In an address on Christian eloquence John Piper wrote:
The attempt to craft striking and beautiful language makes it possible that the beauty of eloquence can join with the beauty of truth and increase the power of your words. When we take care to create a beautiful way of speaking or writing about something beautiful, the eloquence—the beauty of the form—reflects and honors the beauty of the subject and so honors the truth. The method and the matter become one, and the totality of both becomes a witness to the truth and beauty of the message. If the glory of Christ is always ultimately our subject, and if he created all things, and if upholds all things, then bringing the beauty of form into harmony with the beauty of truth is the fullest way to honor the Lord.
John Calvin is an exemplary model of this. His beautiful and arresting prose, saturated with biblical truth, can capture the mind and heart more than prosaic prose which clunks to the ground.
For example, consider this section of his preface to Pierre-Robert Olivétan’s 1535 translation of the Bible.
“To all those who love Christ and his gospel,” Calvin writes:
Without the gospel
everything is useless and vain;
without the gospel
we are not Christians;
without the gospel
all riches is poverty,
all wisdom, folly before God;
strength is weakness, and
all the justice of man is under the condemnation of God.
But by the knowledge of the gospel we are made
children of God,
brothers of Jesus Christ,
fellow townsmen with the saints,
citizens of the Kingdom of Heaven,
heirs of God with Jesus Christ,
the poor are made rich,
the weak strong,
the fools wise,
the sinners justified,
the desolate comforted,
the doubting sure, and
The gospel is the Word of life.
Or consider this section from Institutes 2.16.19, where he explains that “We see that our whole salvation and all its parts are comprehended in Christ [Acts 4:12]. We should therefore take care not to derive the least portion of it from anywhere else.”
If we seek salvation
we are taught by the very name of Jesus that it is “of him.”
If we seek any other gifts of the Spirit,
they will be found in his anointing.
If we seek strength,
it lies in his dominion;
in his conception;
it appears in his birth. For by his birth he was made like us in all respects that he might learn to feel our pain.
If we seek redemption,
it lies in his passion;
in his condemnation;
if remission of the curse,
in his cross;
in his sacrifice;
in his blood;
in his descent into hell;
if mortification of the flesh,

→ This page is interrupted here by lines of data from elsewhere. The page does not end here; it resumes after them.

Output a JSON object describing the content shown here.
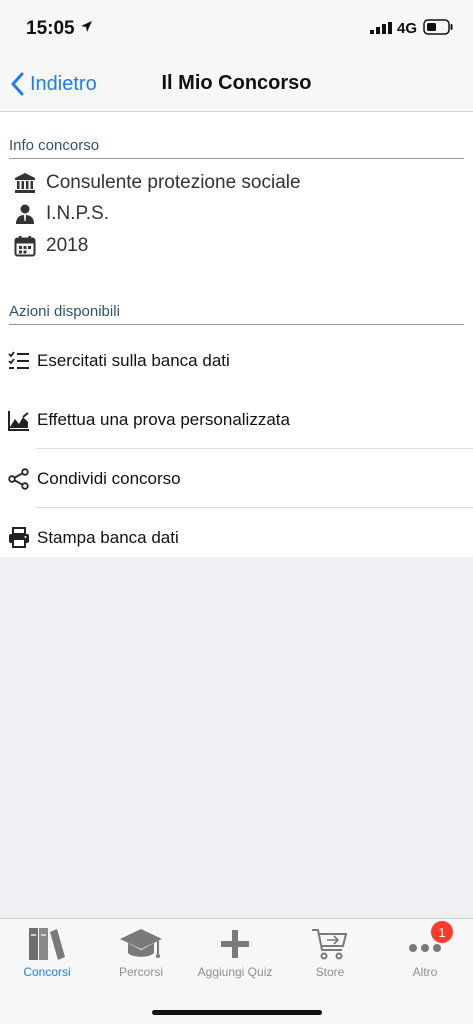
{
  "status": {
    "time": "15:05",
    "network": "4G"
  },
  "nav": {
    "back_label": "Indietro",
    "title": "Il Mio Concorso"
  },
  "info": {
    "header": "Info concorso",
    "items": [
      {
        "icon": "institution-icon",
        "text": "Consulente protezione sociale"
      },
      {
        "icon": "person-icon",
        "text": "I.N.P.S."
      },
      {
        "icon": "calendar-icon",
        "text": "2018"
      }
    ]
  },
  "actions": {
    "header": "Azioni disponibili",
    "items": [
      {
        "icon": "checklist-icon",
        "label": "Esercitati sulla banca dati"
      },
      {
        "icon": "line-chart-icon",
        "label": "Effettua una prova personalizzata"
      },
      {
        "icon": "share-icon",
        "label": "Condividi concorso"
      },
      {
        "icon": "printer-icon",
        "label": "Stampa banca dati"
      }
    ]
  },
  "tabs": [
    {
      "icon": "books-icon",
      "label": "Concorsi",
      "active": true
    },
    {
      "icon": "graduation-cap-icon",
      "label": "Percorsi",
      "active": false
    },
    {
      "icon": "plus-icon",
      "label": "Aggiungi Quiz",
      "active": false
    },
    {
      "icon": "cart-icon",
      "label": "Store",
      "active": false
    },
    {
      "icon": "more-icon",
      "label": "Altro",
      "active": false,
      "badge": "1"
    }
  ],
  "colors": {
    "accent": "#1a7ff0",
    "section_header": "#2f5273",
    "badge": "#ff3b30"
  }
}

in his tomb;
in newness of life,
in his resurrection;
in the same;
if inheritance of the Heavenly Kingdom,
in his entrance into heaven;
if protection, if security, if abundant supply of all blessings,
in his Kingdom;
if untroubled expectation of judgment,
in the power given to him to judge.
In short, since rich store of every kind of good abounds in him, let us drink our fill from this fountain and from no other.